## TASK
Once the pictures are set aside, output all the records exactly.

Dataset rows for apps and sites
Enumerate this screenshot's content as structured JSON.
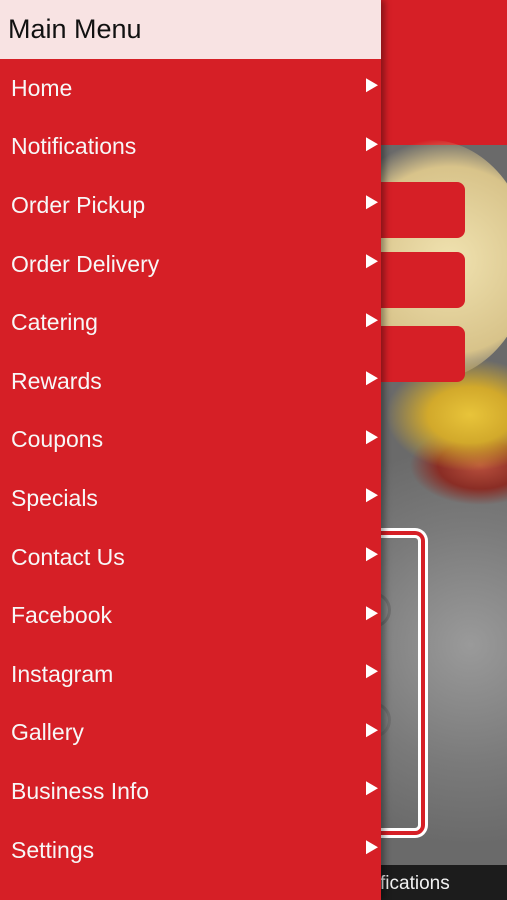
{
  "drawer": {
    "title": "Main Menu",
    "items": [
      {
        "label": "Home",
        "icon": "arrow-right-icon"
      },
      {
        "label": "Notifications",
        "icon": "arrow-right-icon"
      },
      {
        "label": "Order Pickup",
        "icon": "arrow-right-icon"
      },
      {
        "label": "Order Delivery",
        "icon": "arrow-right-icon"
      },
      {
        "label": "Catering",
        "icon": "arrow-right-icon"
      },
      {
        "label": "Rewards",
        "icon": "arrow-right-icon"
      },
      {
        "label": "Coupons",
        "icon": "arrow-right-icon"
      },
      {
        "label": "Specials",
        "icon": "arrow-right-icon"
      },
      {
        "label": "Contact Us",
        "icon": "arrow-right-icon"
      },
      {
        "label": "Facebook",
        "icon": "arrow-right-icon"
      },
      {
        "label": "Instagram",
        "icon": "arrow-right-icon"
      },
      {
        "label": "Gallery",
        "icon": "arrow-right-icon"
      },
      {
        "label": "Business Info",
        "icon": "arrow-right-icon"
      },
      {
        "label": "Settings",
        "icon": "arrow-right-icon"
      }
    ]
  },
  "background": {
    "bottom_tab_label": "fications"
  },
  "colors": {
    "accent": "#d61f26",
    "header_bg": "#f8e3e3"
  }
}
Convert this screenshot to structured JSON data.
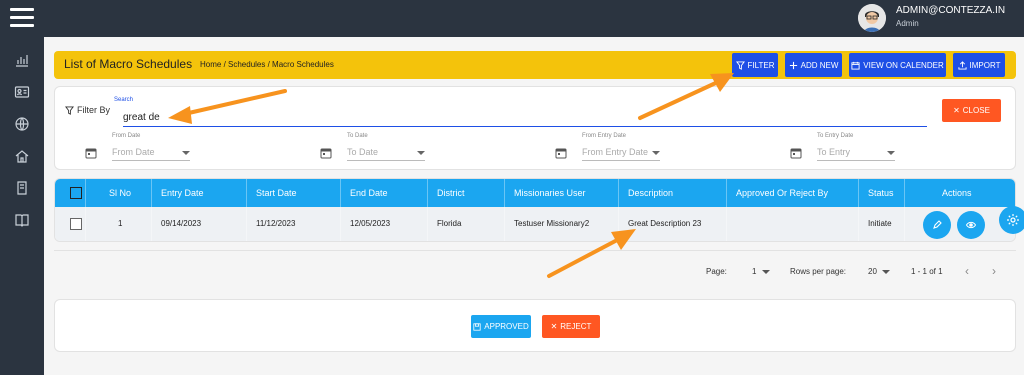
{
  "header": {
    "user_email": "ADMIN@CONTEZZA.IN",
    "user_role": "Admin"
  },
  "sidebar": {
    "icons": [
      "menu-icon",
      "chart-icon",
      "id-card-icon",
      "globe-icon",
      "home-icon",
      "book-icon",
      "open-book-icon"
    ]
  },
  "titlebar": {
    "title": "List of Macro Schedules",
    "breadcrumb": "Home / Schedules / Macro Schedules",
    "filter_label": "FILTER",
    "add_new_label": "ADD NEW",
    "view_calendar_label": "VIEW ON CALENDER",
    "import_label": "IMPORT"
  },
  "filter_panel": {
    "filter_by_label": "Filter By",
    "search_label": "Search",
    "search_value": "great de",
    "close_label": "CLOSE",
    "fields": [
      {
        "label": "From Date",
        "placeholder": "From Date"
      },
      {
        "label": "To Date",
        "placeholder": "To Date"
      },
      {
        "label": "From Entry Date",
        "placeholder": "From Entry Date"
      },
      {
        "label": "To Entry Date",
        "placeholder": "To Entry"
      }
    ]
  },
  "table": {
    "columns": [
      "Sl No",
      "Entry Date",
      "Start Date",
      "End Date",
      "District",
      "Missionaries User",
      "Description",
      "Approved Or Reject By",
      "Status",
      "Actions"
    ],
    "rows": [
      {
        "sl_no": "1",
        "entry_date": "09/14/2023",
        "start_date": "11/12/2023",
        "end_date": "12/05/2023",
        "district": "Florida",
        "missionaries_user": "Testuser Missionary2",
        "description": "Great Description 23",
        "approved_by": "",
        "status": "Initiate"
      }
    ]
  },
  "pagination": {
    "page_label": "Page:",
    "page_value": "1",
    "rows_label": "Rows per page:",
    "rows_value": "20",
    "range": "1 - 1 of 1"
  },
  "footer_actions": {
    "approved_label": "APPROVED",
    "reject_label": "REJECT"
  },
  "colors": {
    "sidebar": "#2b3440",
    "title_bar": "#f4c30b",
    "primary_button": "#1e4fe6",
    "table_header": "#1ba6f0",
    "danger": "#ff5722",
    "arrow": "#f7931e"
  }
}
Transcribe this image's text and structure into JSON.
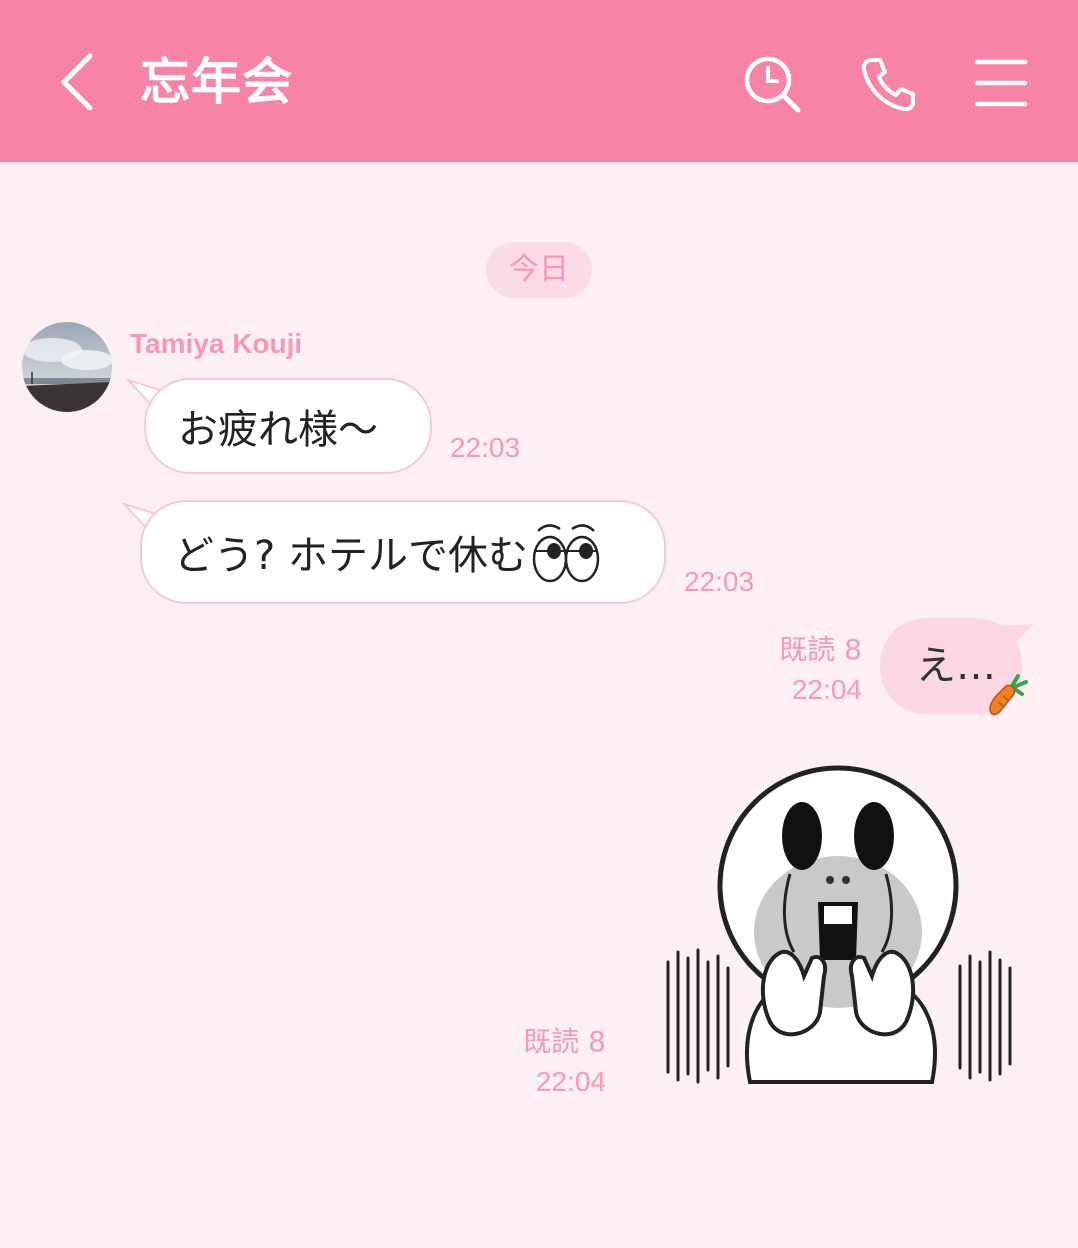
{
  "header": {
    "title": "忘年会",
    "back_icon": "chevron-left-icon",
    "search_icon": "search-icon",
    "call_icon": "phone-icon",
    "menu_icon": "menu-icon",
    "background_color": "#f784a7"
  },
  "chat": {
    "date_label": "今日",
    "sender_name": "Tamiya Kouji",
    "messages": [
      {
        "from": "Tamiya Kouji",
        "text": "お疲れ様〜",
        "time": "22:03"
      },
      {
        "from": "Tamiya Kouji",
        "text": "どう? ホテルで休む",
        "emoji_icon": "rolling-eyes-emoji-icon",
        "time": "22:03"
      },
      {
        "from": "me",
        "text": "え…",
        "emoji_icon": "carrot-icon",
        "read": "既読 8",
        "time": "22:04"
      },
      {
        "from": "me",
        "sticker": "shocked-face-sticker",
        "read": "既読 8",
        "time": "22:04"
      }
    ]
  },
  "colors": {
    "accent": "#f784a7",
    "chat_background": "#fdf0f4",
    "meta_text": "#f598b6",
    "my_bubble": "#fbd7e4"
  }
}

## EXERCISE SOLUTION
Enumerate this screenshot's content as structured JSON.
{
  "drawer": {
    "title": "Main Menu",
    "items": [
      {
        "label": "Home",
        "icon": "arrow-right-icon"
      },
      {
        "label": "Notifications",
        "icon": "arrow-right-icon"
      },
      {
        "label": "Order Pickup",
        "icon": "arrow-right-icon"
      },
      {
        "label": "Order Delivery",
        "icon": "arrow-right-icon"
      },
      {
        "label": "Catering",
        "icon": "arrow-right-icon"
      },
      {
        "label": "Rewards",
        "icon": "arrow-right-icon"
      },
      {
        "label": "Coupons",
        "icon": "arrow-right-icon"
      },
      {
        "label": "Specials",
        "icon": "arrow-right-icon"
      },
      {
        "label": "Contact Us",
        "icon": "arrow-right-icon"
      },
      {
        "label": "Facebook",
        "icon": "arrow-right-icon"
      },
      {
        "label": "Instagram",
        "icon": "arrow-right-icon"
      },
      {
        "label": "Gallery",
        "icon": "arrow-right-icon"
      },
      {
        "label": "Business Info",
        "icon": "arrow-right-icon"
      },
      {
        "label": "Settings",
        "icon": "arrow-right-icon"
      }
    ]
  },
  "background": {
    "bottom_tab_label": "fications"
  },
  "colors": {
    "accent": "#d61f26",
    "header_bg": "#f8e3e3"
  }
}
Convert this screenshot to structured JSON data.
{
  "header": {
    "user_email": "ADMIN@CONTEZZA.IN",
    "user_role": "Admin"
  },
  "sidebar": {
    "icons": [
      "menu-icon",
      "chart-icon",
      "id-card-icon",
      "globe-icon",
      "home-icon",
      "book-icon",
      "open-book-icon"
    ]
  },
  "titlebar": {
    "title": "List of Macro Schedules",
    "breadcrumb": "Home / Schedules / Macro Schedules",
    "filter_label": "FILTER",
    "add_new_label": "ADD NEW",
    "view_calendar_label": "VIEW ON CALENDER",
    "import_label": "IMPORT"
  },
  "filter_panel": {
    "filter_by_label": "Filter By",
    "search_label": "Search",
    "search_value": "great de",
    "close_label": "CLOSE",
    "fields": [
      {
        "label": "From Date",
        "placeholder": "From Date"
      },
      {
        "label": "To Date",
        "placeholder": "To Date"
      },
      {
        "label": "From Entry Date",
        "placeholder": "From Entry Date"
      },
      {
        "label": "To Entry Date",
        "placeholder": "To Entry"
      }
    ]
  },
  "table": {
    "columns": [
      "Sl No",
      "Entry Date",
      "Start Date",
      "End Date",
      "District",
      "Missionaries User",
      "Description",
      "Approved Or Reject By",
      "Status",
      "Actions"
    ],
    "rows": [
      {
        "sl_no": "1",
        "entry_date": "09/14/2023",
        "start_date": "11/12/2023",
        "end_date": "12/05/2023",
        "district": "Florida",
        "missionaries_user": "Testuser Missionary2",
        "description": "Great Description 23",
        "approved_by": "",
        "status": "Initiate"
      }
    ]
  },
  "pagination": {
    "page_label": "Page:",
    "page_value": "1",
    "rows_label": "Rows per page:",
    "rows_value": "20",
    "range": "1 - 1 of 1"
  },
  "footer_actions": {
    "approved_label": "APPROVED",
    "reject_label": "REJECT"
  },
  "colors": {
    "sidebar": "#2b3440",
    "title_bar": "#f4c30b",
    "primary_button": "#1e4fe6",
    "table_header": "#1ba6f0",
    "danger": "#ff5722",
    "arrow": "#f7931e"
  }
}
Transcribe this image's text and structure into JSON.
{
  "header": {
    "title": "忘年会",
    "back_icon": "chevron-left-icon",
    "search_icon": "search-icon",
    "call_icon": "phone-icon",
    "menu_icon": "menu-icon",
    "background_color": "#f784a7"
  },
  "chat": {
    "date_label": "今日",
    "sender_name": "Tamiya Kouji",
    "messages": [
      {
        "from": "Tamiya Kouji",
        "text": "お疲れ様〜",
        "time": "22:03"
      },
      {
        "from": "Tamiya Kouji",
        "text": "どう? ホテルで休む",
        "emoji_icon": "rolling-eyes-emoji-icon",
        "time": "22:03"
      },
      {
        "from": "me",
        "text": "え…",
        "emoji_icon": "carrot-icon",
        "read": "既読 8",
        "time": "22:04"
      },
      {
        "from": "me",
        "sticker": "shocked-face-sticker",
        "read": "既読 8",
        "time": "22:04"
      }
    ]
  },
  "colors": {
    "accent": "#f784a7",
    "chat_background": "#fdf0f4",
    "meta_text": "#f598b6",
    "my_bubble": "#fbd7e4"
  }
}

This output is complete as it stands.